Milovanovic and Lamb argued that the indictment against them was due to be dismissed because, as independent contractors, they had neither an agency nor an employment relationship with the DOL and therefore could not have committed honest services mail fraud.
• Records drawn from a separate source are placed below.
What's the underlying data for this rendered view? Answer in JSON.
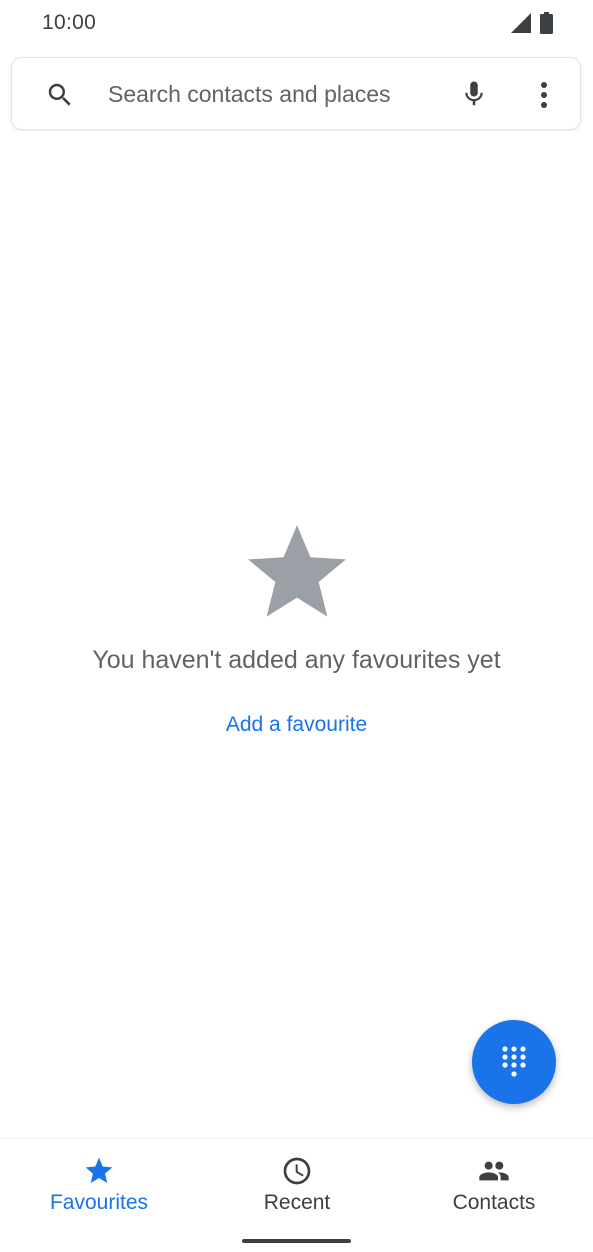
{
  "status_bar": {
    "time": "10:00",
    "icons": [
      "signal-icon",
      "battery-icon"
    ]
  },
  "search": {
    "placeholder": "Search contacts and places",
    "value": "",
    "icons": [
      "search-icon",
      "mic-icon",
      "more-vert-icon"
    ]
  },
  "empty_state": {
    "icon": "star-icon",
    "message": "You haven't added any favourites yet",
    "action_label": "Add a favourite"
  },
  "fab": {
    "icon": "dialpad-icon"
  },
  "bottom_nav": {
    "tabs": [
      {
        "label": "Favourites",
        "icon": "star-icon",
        "selected": true
      },
      {
        "label": "Recent",
        "icon": "clock-icon",
        "selected": false
      },
      {
        "label": "Contacts",
        "icon": "people-icon",
        "selected": false
      }
    ]
  },
  "colors": {
    "accent": "#1a73e8",
    "text_secondary": "#5f6368",
    "text_primary": "#3c4043",
    "empty_star": "#9aa0a6"
  }
}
Interpreting Skilling, the Ninth Circuit held that the breach of a fiduciary duty is a required element of honest services fraud, but that such fiduciary duty “is not limited to a formal ‘fiduciary’ relationship well-known in the law, but also extends to a trusting relationship in which one party acts for the benefit of another and induces the trusting party to relax the care and vigilance which it would ordinarily exercise.” Id. at *6–7. Because Milovanovic and Lamb, despite their independent contractor status, “well knew that the State relied on their fidelity in administering and translating the tests in order to grant CDLs to applicants,” the indictment against them alleged “a breach of a position of trust” sufficient to permit the prosecution to go forward. Id.Although the Ninth Circuit’s decision in Milovanovic clarifies that independent contractor status does not, on its own, preclude the existence of a fiduciary duty, the court nevertheless failed to provide the precise definition of fiduciary duty that Justice Scalia believed to be essential to a clear understanding of the conduct proscribed by § 1346. Instead, the Ninth Circuit largely punted that inquiry to the jury with little guidance apart from its vague “trusting relationship” formulation. A jury, therefore, now must decide whether Milovanovic and Lamb “acted for the benefit” of the DOL and induced the DOL to “relax the care and vigilance which it would ordinarily exercise.” Id.
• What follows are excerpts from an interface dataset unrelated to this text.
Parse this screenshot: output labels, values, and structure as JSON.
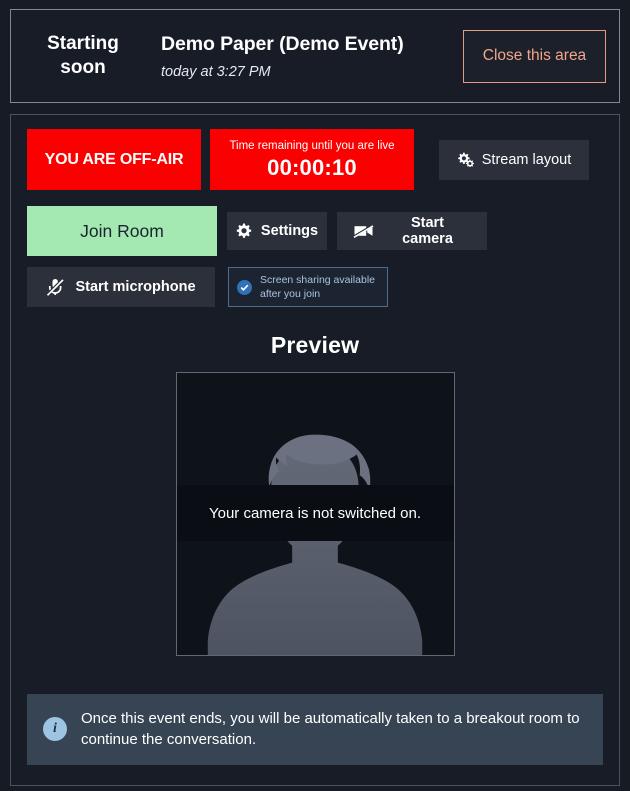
{
  "header": {
    "status_label": "Starting soon",
    "event_title": "Demo Paper (Demo Event)",
    "event_time": "today at 3:27 PM",
    "close_label": "Close this area"
  },
  "status": {
    "offair_label": "YOU ARE OFF-AIR",
    "timer_label": "Time remaining until you are live",
    "timer_value": "00:00:10",
    "stream_layout_label": "Stream layout",
    "offair_color": "#fa0000"
  },
  "controls": {
    "join_room_label": "Join Room",
    "join_room_color": "#a4e8b2",
    "settings_label": "Settings",
    "camera_label": "Start camera",
    "microphone_label": "Start microphone",
    "screenshare_note_line1": "Screen sharing available",
    "screenshare_note_line2": "after you join"
  },
  "preview": {
    "title": "Preview",
    "camera_message": "Your camera is not switched on."
  },
  "info": {
    "icon_glyph": "i",
    "message": "Once this event ends, you will be automatically taken to a breakout room to continue the conversation.",
    "accent_color": "#9dc4e2"
  }
}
In short, Milovanovic failed to provide much clarity in the honest-services realm. However, it has signaled that contractors of all stripes, and particularly government contractors, must be wary of the possibility that engaging in bribery or kickback activity may result in a charge of federal honest services fraud under § 1346. Moreover, it has also made clear that contractors may not rely on status as an “independent contractor” or arms-length dealing to avoid liability under the honest-services statute.